··· Data for the task ···
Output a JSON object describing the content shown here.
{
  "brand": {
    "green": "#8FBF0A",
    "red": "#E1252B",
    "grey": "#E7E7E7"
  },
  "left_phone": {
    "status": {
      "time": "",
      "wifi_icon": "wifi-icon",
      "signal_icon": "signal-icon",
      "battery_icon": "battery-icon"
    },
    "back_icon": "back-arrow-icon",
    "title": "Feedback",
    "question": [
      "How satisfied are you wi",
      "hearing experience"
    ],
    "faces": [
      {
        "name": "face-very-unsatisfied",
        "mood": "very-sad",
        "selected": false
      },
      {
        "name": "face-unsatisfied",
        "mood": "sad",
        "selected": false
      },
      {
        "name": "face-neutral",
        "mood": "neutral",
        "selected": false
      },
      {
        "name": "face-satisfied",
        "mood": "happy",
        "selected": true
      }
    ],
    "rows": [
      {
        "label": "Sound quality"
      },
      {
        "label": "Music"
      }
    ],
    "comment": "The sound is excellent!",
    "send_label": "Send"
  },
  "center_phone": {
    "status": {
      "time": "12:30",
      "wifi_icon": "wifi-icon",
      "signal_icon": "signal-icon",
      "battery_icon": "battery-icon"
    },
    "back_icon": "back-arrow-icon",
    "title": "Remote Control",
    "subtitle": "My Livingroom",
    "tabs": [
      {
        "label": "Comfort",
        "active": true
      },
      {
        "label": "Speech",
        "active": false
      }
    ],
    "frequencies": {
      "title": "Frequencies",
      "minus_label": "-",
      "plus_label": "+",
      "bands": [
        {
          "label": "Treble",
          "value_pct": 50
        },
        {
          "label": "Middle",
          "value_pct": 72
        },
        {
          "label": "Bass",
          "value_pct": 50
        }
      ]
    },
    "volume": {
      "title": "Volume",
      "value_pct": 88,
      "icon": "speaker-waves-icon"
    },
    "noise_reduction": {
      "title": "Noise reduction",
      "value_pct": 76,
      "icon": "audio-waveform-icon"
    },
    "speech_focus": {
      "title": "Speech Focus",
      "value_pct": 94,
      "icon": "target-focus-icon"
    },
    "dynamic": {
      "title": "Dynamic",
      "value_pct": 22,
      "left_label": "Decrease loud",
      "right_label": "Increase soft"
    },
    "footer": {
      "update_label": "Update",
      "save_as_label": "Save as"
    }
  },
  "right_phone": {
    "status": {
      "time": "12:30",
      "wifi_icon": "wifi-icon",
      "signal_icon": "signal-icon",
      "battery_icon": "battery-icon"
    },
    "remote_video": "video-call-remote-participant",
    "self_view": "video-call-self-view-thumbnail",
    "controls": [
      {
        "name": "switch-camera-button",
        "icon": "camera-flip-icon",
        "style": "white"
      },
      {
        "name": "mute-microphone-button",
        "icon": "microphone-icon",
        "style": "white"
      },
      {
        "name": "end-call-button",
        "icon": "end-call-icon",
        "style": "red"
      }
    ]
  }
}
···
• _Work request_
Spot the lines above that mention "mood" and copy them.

• _Reply to the exercise_
        "mood": "very-sad",
        "mood": "sad",
        "mood": "neutral",
        "mood": "happy",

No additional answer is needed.